Sadly, CPS has done a magnificent job of reverse public relations for most neighborhoods in the city, by splashing ineptitude and negative news about our schools all over the media. It couldn’t come at a worse time for city neighborhoods working hard to recover from the devastation of the economic sinkhole of the past several years. We are making progress but the actual and perceived states of our neighborhood schools don’t help much.
So many families have shifted their focus. Even the most stalwart city dwellers have started to think about migration out to the suburbs where, whether true in all places or not, the perception is that schools are better, neighborhoods are safer and communities are more stable.
When we came across this interesting piece in the Tribune the other day we thought it fit to share. http://www.chicagotribune.com/classified/realestate/sc-cons-0912-umberger-20130913,0,5567104.column
Among the most striking pieces of information offered here, we found this statement most impactful:
70 percent of households won’t have any children in them by 2025
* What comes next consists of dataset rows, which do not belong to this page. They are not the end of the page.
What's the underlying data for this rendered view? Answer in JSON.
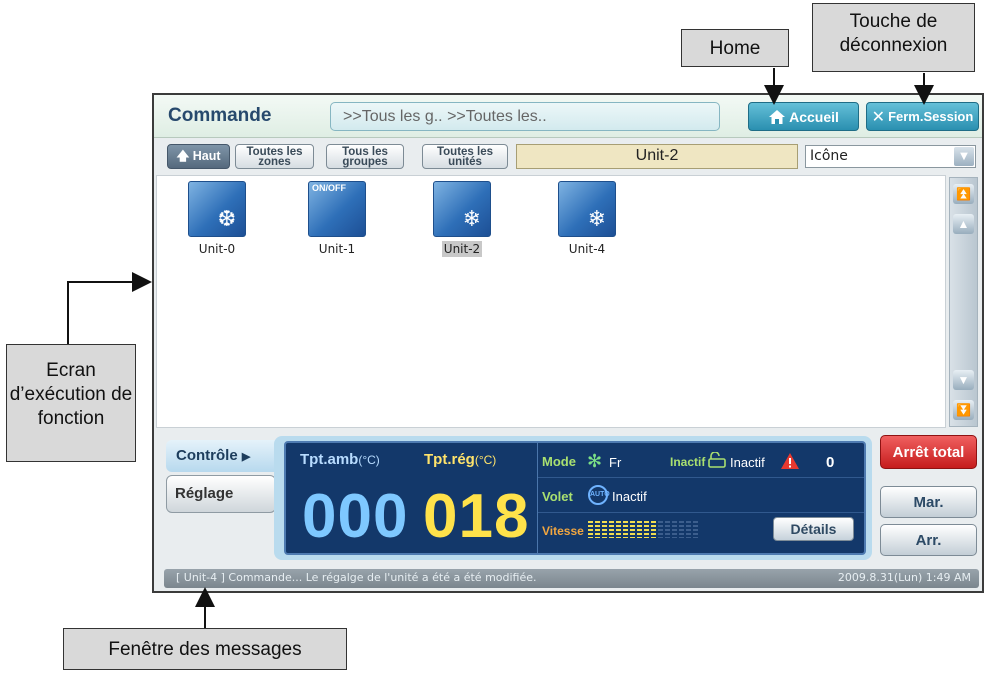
{
  "annotations": {
    "home": "Home",
    "logout": "Touche de déconnexion",
    "execution_screen": "Ecran d’exécution de fonction",
    "message_window": "Fenêtre des messages"
  },
  "header": {
    "title": "Commande",
    "breadcrumb": ">>Tous les g.. >>Toutes les..",
    "home_label": "Accueil",
    "logout_label": "Ferm.Session",
    "home_icon": "house-icon",
    "logout_icon": "x-icon"
  },
  "toolbar": {
    "up_label": "Haut",
    "all_zones": "Toutes les zones",
    "all_groups": "Tous les groupes",
    "all_units": "Toutes les unités",
    "selected_unit": "Unit-2",
    "view_mode": "Icône"
  },
  "units": [
    {
      "name": "Unit-0",
      "tag": "",
      "selected": false
    },
    {
      "name": "Unit-1",
      "tag": "ON/OFF",
      "selected": false
    },
    {
      "name": "Unit-2",
      "tag": "",
      "selected": true
    },
    {
      "name": "Unit-4",
      "tag": "",
      "selected": false
    }
  ],
  "tabs": {
    "control": "Contrôle",
    "settings": "Réglage"
  },
  "panel": {
    "room_temp_label": "Tpt.amb",
    "set_temp_label": "Tpt.rég",
    "temp_unit": "(°C)",
    "room_temp": "000",
    "set_temp": "018",
    "mode_label": "Mode",
    "mode_value": "Fr",
    "lock_label": "Inactif",
    "lock_value": "Inactif",
    "alarm_count": "0",
    "louver_label": "Volet",
    "louver_icon_text": "AUTO",
    "louver_value": "Inactif",
    "speed_label": "Vitesse",
    "details_label": "Détails"
  },
  "side_buttons": {
    "all_stop": "Arrêt total",
    "on": "Mar.",
    "off": "Arr."
  },
  "statusbar": {
    "message": "[ Unit-4 ] Commande... Le régalge de l'unité a été a été modifiée.",
    "datetime": "2009.8.31(Lun)  1:49 AM"
  },
  "colors": {
    "accent": "#2a8fb0",
    "panel_bg": "#13386a",
    "all_stop": "#c61d1d"
  }
}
Your first graders today are the high school Class of 2025.
An older, but still relevant read on this issue can be found here:
A fascinating takeaway from this piece offers this insight:
Number one among reasons why this trend toward more city living and walkable suburban living is the “great convergence,” as Laurie Volk calls it, of the two largest generations in American history. Together the Baby Boomers (born 1946-1964) and Millennials (born 1981-2000), account for more than 150 million Americans…. [A] number that size is sufficiently large that even small portions within it can “have multiplier effects on housing supply and demand.” The effect is being felt, because together the two super-generations are reducing the share of total households with children, traditionally the portion of the market most interested in suburban homes with sizeable lots for kids to play in and grownups to maintain. Neither the Millennials with their preference for urban lifestyles nor the empty-nesting Boomers fit that market to nearly the same degree as, say, their parents did.
Certainly these concerns should not be the only, maybe not even the primary considerations in your decision to move to a suburb. But thinking about the future is as much a part of home-buying as feeling the urgency of the present. If city living, sustainable planning and walk-to commerce are the prospects for residential housing a move to the suburbs may bring challenges you are not factoring in, and the plan you have may require some serious restructuring. So, before you go, get some help.
For information on how we can help you sort through these issues and find the place that’s just right for you, give us a call on 773-467-5300 or visit www.carmenandtony.com for more contact information. We’re here to help.
- Aging Boomers could have huge impact (industrialextractor.wordpress.com)
- Millennials vs Boomers (seniledenial.wordpress.com)
- Retirement Living: Top metro areas for retirees (usatoday.com)
- Boomers Would Be Wise To Get Out Of The Suburbs (businessinsider.com)
- How echo boomers are affecting real estate in Toronto (jenellecameron.wordpress.com)
- Baby Boomers: Back to the city (where so many events are free) (over-50.typepad.com)